The expected result is an exact restatement of the data, free of pictures.

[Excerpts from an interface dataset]
● ● ● ● ●

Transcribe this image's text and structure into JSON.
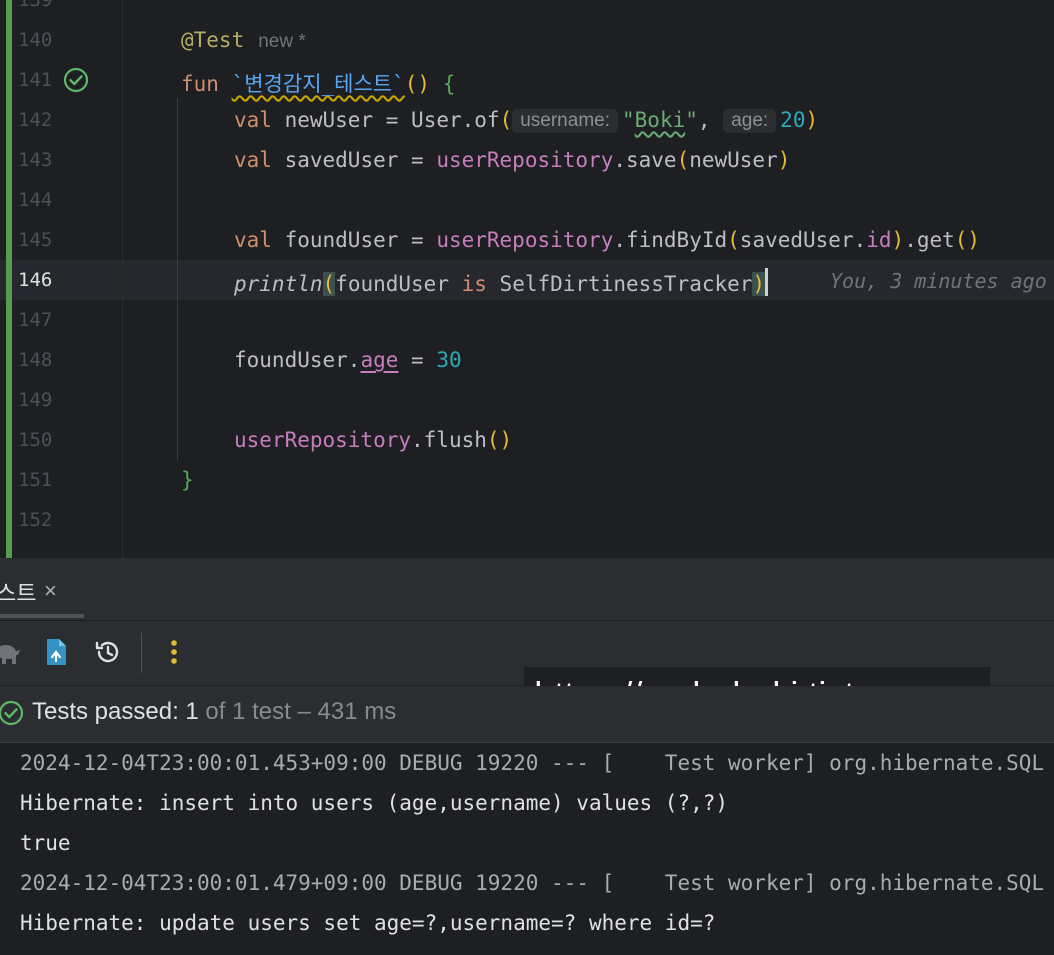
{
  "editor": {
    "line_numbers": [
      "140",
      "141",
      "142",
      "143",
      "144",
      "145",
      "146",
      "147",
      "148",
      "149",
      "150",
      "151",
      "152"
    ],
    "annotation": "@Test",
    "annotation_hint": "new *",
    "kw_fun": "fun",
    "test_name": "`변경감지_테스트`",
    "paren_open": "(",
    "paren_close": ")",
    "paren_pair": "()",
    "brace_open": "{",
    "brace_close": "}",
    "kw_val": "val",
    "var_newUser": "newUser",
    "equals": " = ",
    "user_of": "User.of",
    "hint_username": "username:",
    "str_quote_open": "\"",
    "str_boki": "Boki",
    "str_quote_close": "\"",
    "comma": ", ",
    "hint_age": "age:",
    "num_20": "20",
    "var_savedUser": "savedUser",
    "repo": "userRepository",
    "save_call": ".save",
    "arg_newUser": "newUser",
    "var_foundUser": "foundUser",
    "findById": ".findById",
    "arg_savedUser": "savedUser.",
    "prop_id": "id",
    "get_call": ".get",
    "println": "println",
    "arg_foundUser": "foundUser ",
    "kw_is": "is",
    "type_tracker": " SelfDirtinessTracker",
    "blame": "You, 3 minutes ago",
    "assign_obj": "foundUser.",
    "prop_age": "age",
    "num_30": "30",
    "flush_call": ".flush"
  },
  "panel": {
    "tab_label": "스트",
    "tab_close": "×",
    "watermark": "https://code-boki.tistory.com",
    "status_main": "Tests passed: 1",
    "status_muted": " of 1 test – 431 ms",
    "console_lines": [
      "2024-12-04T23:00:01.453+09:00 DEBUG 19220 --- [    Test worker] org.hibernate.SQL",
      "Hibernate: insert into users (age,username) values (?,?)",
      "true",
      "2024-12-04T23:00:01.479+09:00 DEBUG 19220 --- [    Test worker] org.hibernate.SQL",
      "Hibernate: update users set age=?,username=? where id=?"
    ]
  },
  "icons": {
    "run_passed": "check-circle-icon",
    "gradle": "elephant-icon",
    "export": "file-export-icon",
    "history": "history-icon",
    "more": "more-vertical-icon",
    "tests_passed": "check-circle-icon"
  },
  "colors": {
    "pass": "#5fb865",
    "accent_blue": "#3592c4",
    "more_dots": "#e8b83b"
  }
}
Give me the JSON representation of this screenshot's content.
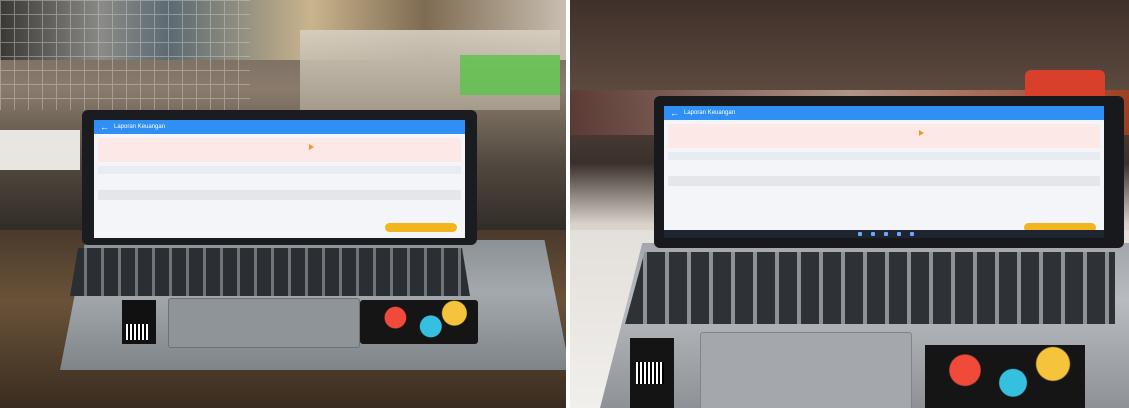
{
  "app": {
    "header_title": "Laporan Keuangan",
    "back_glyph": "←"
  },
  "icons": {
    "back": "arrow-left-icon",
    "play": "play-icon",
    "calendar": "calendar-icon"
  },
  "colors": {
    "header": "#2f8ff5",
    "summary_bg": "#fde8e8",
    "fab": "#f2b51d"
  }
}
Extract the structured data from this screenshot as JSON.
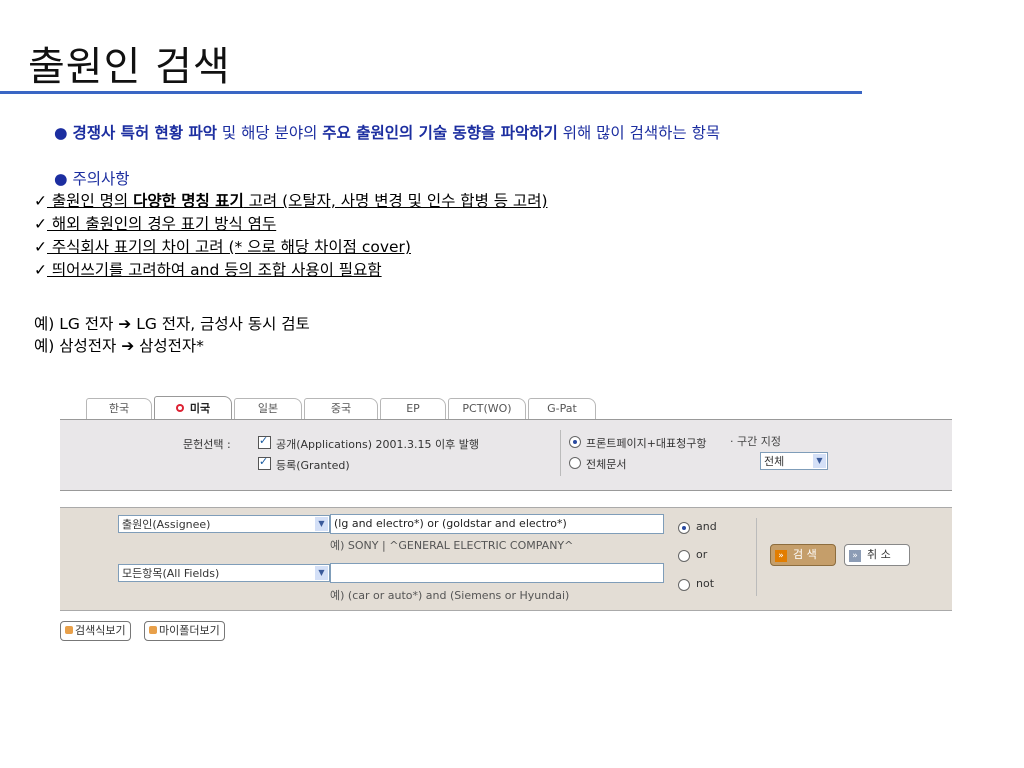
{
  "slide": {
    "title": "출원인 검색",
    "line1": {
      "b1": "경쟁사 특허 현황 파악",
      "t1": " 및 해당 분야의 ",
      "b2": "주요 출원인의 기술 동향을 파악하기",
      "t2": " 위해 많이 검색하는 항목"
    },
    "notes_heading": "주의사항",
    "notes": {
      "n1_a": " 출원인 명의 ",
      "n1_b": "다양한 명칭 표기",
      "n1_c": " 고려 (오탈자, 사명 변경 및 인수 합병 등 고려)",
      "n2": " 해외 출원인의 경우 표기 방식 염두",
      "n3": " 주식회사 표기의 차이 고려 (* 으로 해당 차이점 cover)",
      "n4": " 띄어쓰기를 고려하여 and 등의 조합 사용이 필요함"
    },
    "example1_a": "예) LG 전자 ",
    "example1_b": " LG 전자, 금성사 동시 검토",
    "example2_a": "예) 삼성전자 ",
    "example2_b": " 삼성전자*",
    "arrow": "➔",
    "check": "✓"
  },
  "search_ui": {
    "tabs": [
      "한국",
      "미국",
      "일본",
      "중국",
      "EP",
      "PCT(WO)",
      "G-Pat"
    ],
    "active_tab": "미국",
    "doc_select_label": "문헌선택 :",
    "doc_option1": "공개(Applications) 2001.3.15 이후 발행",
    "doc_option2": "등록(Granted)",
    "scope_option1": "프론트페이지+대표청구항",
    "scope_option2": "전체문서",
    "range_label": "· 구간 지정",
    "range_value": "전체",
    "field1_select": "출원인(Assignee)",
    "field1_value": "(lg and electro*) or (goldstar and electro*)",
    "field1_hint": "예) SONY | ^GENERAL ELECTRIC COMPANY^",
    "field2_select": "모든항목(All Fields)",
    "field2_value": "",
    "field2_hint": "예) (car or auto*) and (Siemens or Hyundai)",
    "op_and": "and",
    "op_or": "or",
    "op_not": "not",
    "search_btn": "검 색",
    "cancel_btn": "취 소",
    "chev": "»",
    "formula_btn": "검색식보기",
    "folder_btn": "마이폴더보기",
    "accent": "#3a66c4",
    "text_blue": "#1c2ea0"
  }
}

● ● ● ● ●

_Reply to the task:_
Transcribe this image's text and structure into JSON.
{
  "editor": {
    "line_numbers": [
      "140",
      "141",
      "142",
      "143",
      "144",
      "145",
      "146",
      "147",
      "148",
      "149",
      "150",
      "151",
      "152"
    ],
    "annotation": "@Test",
    "annotation_hint": "new *",
    "kw_fun": "fun",
    "test_name": "`변경감지_테스트`",
    "paren_open": "(",
    "paren_close": ")",
    "paren_pair": "()",
    "brace_open": "{",
    "brace_close": "}",
    "kw_val": "val",
    "var_newUser": "newUser",
    "equals": " = ",
    "user_of": "User.of",
    "hint_username": "username:",
    "str_quote_open": "\"",
    "str_boki": "Boki",
    "str_quote_close": "\"",
    "comma": ", ",
    "hint_age": "age:",
    "num_20": "20",
    "var_savedUser": "savedUser",
    "repo": "userRepository",
    "save_call": ".save",
    "arg_newUser": "newUser",
    "var_foundUser": "foundUser",
    "findById": ".findById",
    "arg_savedUser": "savedUser.",
    "prop_id": "id",
    "get_call": ".get",
    "println": "println",
    "arg_foundUser": "foundUser ",
    "kw_is": "is",
    "type_tracker": " SelfDirtinessTracker",
    "blame": "You, 3 minutes ago",
    "assign_obj": "foundUser.",
    "prop_age": "age",
    "num_30": "30",
    "flush_call": ".flush"
  },
  "panel": {
    "tab_label": "스트",
    "tab_close": "×",
    "watermark": "https://code-boki.tistory.com",
    "status_main": "Tests passed: 1",
    "status_muted": " of 1 test – 431 ms",
    "console_lines": [
      "2024-12-04T23:00:01.453+09:00 DEBUG 19220 --- [    Test worker] org.hibernate.SQL",
      "Hibernate: insert into users (age,username) values (?,?)",
      "true",
      "2024-12-04T23:00:01.479+09:00 DEBUG 19220 --- [    Test worker] org.hibernate.SQL",
      "Hibernate: update users set age=?,username=? where id=?"
    ]
  },
  "icons": {
    "run_passed": "check-circle-icon",
    "gradle": "elephant-icon",
    "export": "file-export-icon",
    "history": "history-icon",
    "more": "more-vertical-icon",
    "tests_passed": "check-circle-icon"
  },
  "colors": {
    "pass": "#5fb865",
    "accent_blue": "#3592c4",
    "more_dots": "#e8b83b"
  }
}
Give me the JSON representation of this screenshot's content.
{
  "app": {
    "header_title": "Laporan Keuangan",
    "back_glyph": "←"
  },
  "icons": {
    "back": "arrow-left-icon",
    "play": "play-icon",
    "calendar": "calendar-icon"
  },
  "colors": {
    "header": "#2f8ff5",
    "summary_bg": "#fde8e8",
    "fab": "#f2b51d"
  }
}
Extract the structured data from this screenshot as JSON.
{
  "slide": {
    "title": "출원인 검색",
    "line1": {
      "b1": "경쟁사 특허 현황 파악",
      "t1": " 및 해당 분야의 ",
      "b2": "주요 출원인의 기술 동향을 파악하기",
      "t2": " 위해 많이 검색하는 항목"
    },
    "notes_heading": "주의사항",
    "notes": {
      "n1_a": " 출원인 명의 ",
      "n1_b": "다양한 명칭 표기",
      "n1_c": " 고려 (오탈자, 사명 변경 및 인수 합병 등 고려)",
      "n2": " 해외 출원인의 경우 표기 방식 염두",
      "n3": " 주식회사 표기의 차이 고려 (* 으로 해당 차이점 cover)",
      "n4": " 띄어쓰기를 고려하여 and 등의 조합 사용이 필요함"
    },
    "example1_a": "예) LG 전자 ",
    "example1_b": " LG 전자, 금성사 동시 검토",
    "example2_a": "예) 삼성전자 ",
    "example2_b": " 삼성전자*",
    "arrow": "➔",
    "check": "✓"
  },
  "search_ui": {
    "tabs": [
      "한국",
      "미국",
      "일본",
      "중국",
      "EP",
      "PCT(WO)",
      "G-Pat"
    ],
    "active_tab": "미국",
    "doc_select_label": "문헌선택 :",
    "doc_option1": "공개(Applications) 2001.3.15 이후 발행",
    "doc_option2": "등록(Granted)",
    "scope_option1": "프론트페이지+대표청구항",
    "scope_option2": "전체문서",
    "range_label": "· 구간 지정",
    "range_value": "전체",
    "field1_select": "출원인(Assignee)",
    "field1_value": "(lg and electro*) or (goldstar and electro*)",
    "field1_hint": "예) SONY | ^GENERAL ELECTRIC COMPANY^",
    "field2_select": "모든항목(All Fields)",
    "field2_value": "",
    "field2_hint": "예) (car or auto*) and (Siemens or Hyundai)",
    "op_and": "and",
    "op_or": "or",
    "op_not": "not",
    "search_btn": "검 색",
    "cancel_btn": "취 소",
    "chev": "»",
    "formula_btn": "검색식보기",
    "folder_btn": "마이폴더보기",
    "accent": "#3a66c4",
    "text_blue": "#1c2ea0"
  }
}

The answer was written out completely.